Avoid High Impact Activity

If your dog is suffering from stiff joints, you should try and keep any activities that involve sudden impact to his joints to a minimum. As much as your dog might enjoy jumping up to catch that tennis ball in mid-air, the hard landing back on the ground will aggravate painful joints.
Similarly, accelerating fast from a standing start to chase after sticks and balls in the park is best avoided. And any ‘party trick’ that involves standing on back legs is definitely a bad idea.

Advice on Adaptations to your Pet's Environment

Dog physiotherapists can also give advice on adaptations to your animals' environment that will help them perform tasks more easily. This can be especially helpful for older animals or for those who have recently had surgery.

 

Hydrotherapy

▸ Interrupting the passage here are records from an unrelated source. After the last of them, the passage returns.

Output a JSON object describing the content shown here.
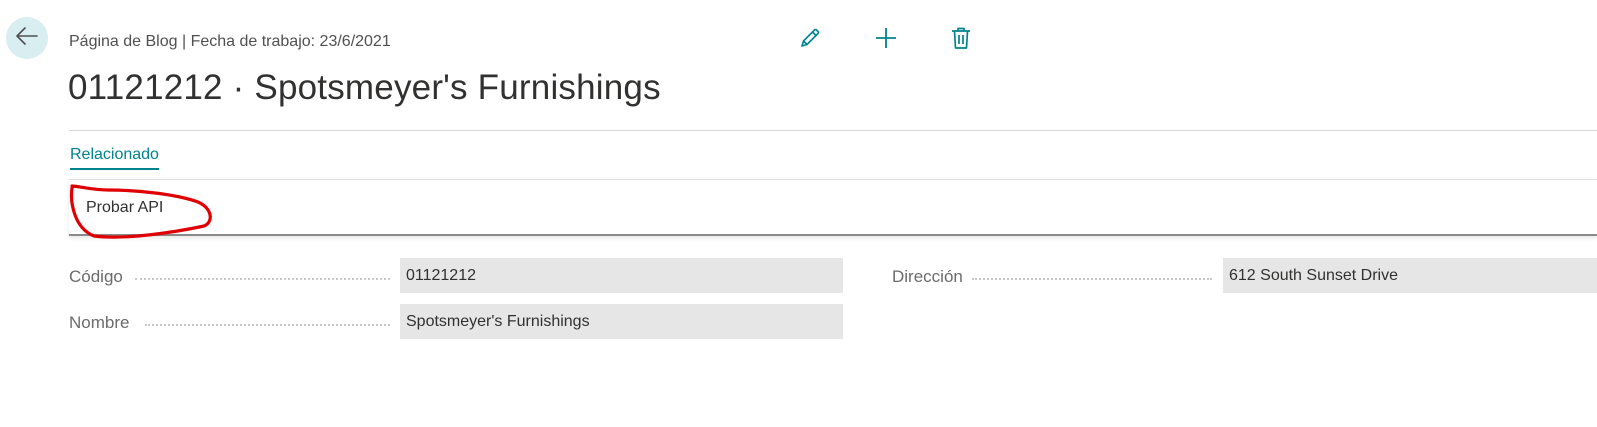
{
  "header": {
    "breadcrumb": "Página de Blog | Fecha de trabajo: 23/6/2021",
    "title": "01121212 · Spotsmeyer's Furnishings",
    "back_icon": "arrow-left-icon",
    "toolbar": [
      {
        "name": "edit",
        "icon": "pencil-icon"
      },
      {
        "name": "new",
        "icon": "plus-icon"
      },
      {
        "name": "delete",
        "icon": "trash-icon"
      }
    ]
  },
  "tabs": {
    "related": "Relacionado"
  },
  "actions": {
    "probar_api": "Probar API"
  },
  "fields": {
    "codigo": {
      "label": "Código",
      "value": "01121212"
    },
    "nombre": {
      "label": "Nombre",
      "value": "Spotsmeyer's Furnishings"
    },
    "direccion": {
      "label": "Dirección",
      "value": "612 South Sunset Drive"
    }
  },
  "colors": {
    "accent": "#00838f",
    "back_button_bg": "#d8eef1",
    "field_bg": "#e6e6e6",
    "annotation": "#e00000"
  }
}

Hydrotherapy via an underwater treadmill can be used in the treatment of arthritis in cats and dogs. Older animals can exercise effectively on the underwater treadmill. The water in the underwater treadmill creates buoyancy which helps reduce the stress on joints while minimising pain and allows easier movement and extended range of movement for stiff joints and increases muscle strength and endurance. Whilst the warmth of the water assists in pain reduction and increases blood flow which helps promote healing.

After a little hesitation most dogs tend to enjoy the whole experience and the nature of the treatment means that it is even suitable for older dogs.

 

Weight Loss

Excess weight puts extra stress and pressure on the joints and cartilage.  Maintaining a healthy weight can have a large impact on a dog’s mobility and improve its quality of life.  If your dog would benefit from losing weight you’ll be invited to our Free Weight Management Clinic.  When the weight loss plans are followed strictly a weekly weight loss of up to 1% is achievable.

 

SCORE YOUR DOG'S MOBILITY NOW

 

Or if you are concerned about your dog’s mobility please call to arrange a free mobility assessment or.

1. Fritsch D, Allen TA, Dodd CE, et al. Dose-titration effects of fish oil omega-3 fatty acids in osteoarthritic dogs. Unpublished.